The top elected Republican, House Speaker Paul Ryan says he could not support Trump…yet. The two will meet this Thursday, and the outcome may determine whether the ideological fault line that is Donald Trump will continue to split the Republican party. Or, can enough common ground be found to bring together the leaders of the Grand Old Party and the man who would be its new standard bearer?
The Republican Party is Dead
Max Boot – Los Angeles Times
There has never been a major party nominee in U.S. history as unqualified for the presidency.
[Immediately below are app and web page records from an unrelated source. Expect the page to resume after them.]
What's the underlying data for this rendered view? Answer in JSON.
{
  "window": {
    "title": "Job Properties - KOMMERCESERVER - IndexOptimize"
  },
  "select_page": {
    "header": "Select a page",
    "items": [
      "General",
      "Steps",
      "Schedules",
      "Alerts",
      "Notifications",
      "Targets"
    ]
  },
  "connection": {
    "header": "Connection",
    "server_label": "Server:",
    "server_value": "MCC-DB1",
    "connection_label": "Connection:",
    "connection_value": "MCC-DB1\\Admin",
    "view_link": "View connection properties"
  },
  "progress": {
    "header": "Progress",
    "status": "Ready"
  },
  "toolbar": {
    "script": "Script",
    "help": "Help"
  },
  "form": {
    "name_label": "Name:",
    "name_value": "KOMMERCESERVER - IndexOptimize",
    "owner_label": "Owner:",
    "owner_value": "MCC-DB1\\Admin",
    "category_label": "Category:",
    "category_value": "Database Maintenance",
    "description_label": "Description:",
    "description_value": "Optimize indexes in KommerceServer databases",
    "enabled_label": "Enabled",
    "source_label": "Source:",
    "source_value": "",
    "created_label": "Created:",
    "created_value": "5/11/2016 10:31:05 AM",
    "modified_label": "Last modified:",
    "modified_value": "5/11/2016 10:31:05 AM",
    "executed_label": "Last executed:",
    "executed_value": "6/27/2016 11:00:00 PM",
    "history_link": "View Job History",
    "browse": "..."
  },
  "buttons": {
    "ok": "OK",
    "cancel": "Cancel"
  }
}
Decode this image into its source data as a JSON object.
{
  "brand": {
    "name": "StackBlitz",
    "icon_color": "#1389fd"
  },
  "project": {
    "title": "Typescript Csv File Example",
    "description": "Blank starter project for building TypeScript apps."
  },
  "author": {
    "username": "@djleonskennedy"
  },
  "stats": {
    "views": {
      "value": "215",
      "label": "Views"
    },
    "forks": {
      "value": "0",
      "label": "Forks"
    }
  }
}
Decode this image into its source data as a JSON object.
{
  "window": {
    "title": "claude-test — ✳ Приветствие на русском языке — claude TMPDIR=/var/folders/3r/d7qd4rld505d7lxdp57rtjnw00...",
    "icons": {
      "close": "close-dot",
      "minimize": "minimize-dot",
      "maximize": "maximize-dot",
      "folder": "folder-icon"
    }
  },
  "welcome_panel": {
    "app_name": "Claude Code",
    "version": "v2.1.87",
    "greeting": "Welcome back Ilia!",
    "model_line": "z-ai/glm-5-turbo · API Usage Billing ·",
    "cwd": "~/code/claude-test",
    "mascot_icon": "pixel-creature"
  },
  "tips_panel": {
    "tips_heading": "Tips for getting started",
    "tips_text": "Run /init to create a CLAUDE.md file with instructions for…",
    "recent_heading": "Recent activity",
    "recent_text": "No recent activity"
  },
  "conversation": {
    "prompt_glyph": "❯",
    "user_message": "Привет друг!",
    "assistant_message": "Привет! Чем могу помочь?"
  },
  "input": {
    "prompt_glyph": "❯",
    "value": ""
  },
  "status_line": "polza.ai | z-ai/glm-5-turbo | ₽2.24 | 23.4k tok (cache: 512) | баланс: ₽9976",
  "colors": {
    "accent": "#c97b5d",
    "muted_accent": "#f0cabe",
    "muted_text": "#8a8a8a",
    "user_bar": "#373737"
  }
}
The risk of Trump winning, however remote, represents the biggest national security threat that the United States faces today.
But if I’m not for Trump, who am I for?
Hillary Clinton is a centrist Democrat who is more hawkish than President Obama and far more principled and knowledgeable about foreign affairs than Trump, who is too unstable and erratic to be entrusted with the nuclear triad he has never heard of. Even in his prepared foreign policy speech couldn’t pronounce “Tanzania.” For all her shortcomings (and there are many), Clinton would be far preferable to Trump.
I’m Voting for Trump, Warts and All
Bobby Jindal – Wall Street Journal
I was one of the earliest and loudest critics of Mr. Trump. I mocked his appearance, demeanor, ideology and ego in the strongest language I have ever used to publicly criticize anyone in politics. I worked harder than most, with little apparent effect, to stop his ascendancy….
He has stubbornly stuck to the same outlandish behavior and tactics that have served him so well to date. Mr. Trump continues to have the last laugh at the expense of his critics and competitors, myself included.
I think electing Donald Trump would be the second-worst thing we could do this November, better only than electing Hillary Clinton to serve as the third term for the Obama administration’s radical policies. I am not pretending that Mr. Trump has suddenly become a conservative champion or even a reliable Republican: He is completely unpredictable. The problem is that Hillary is predictably liberal.
Neither Clinton Nor Trump
William Kristol – The Weekly Standard
I have always voted for the Republican presidential candidate. From Richard Nixon and Gerald Ford to Ronald Reagan (twice) and George H. W. Bush (twice) and Bob Dole, from George W. Bush (twice) to John McCain and Mitt Romney—I’ve checked the box next to those eight names on all 11 occasions I’ve had the chance….
My GOP presidential voting streak will end at 11. I cannot vote for Donald Trump…. policy is not the issue. Character is. It is clear that Donald Trump does not have the character to be president of the United States.
And it is clear Hillary Clinton ought not to be our next president either.
What to do?
Find a better choice. Recruit and support an independent candidate.
What’s a Conservative To Do?
Kathryn Jean Lopez – National Review
What ails us is a disordered view of what politics is about. We seem to have a bipartisan problem of looking for a savior in a president — it’s the stuff both of Barack Obama’s “We are the ones we have been waiting for” campaign and of Republicans (and now even some Democrats) idolizing the memory of Ronald Reagan. So take a deep breath, everyone — whomever you do or don’t support this presidential-election season. The presidency is vitally important, of course. But not in the ways we’ve been tending to think. Donald Trump didn’t start the fire, and there was never going to be a perfect presidential candidate who could put it out. That’s our work — the work of good citizenship.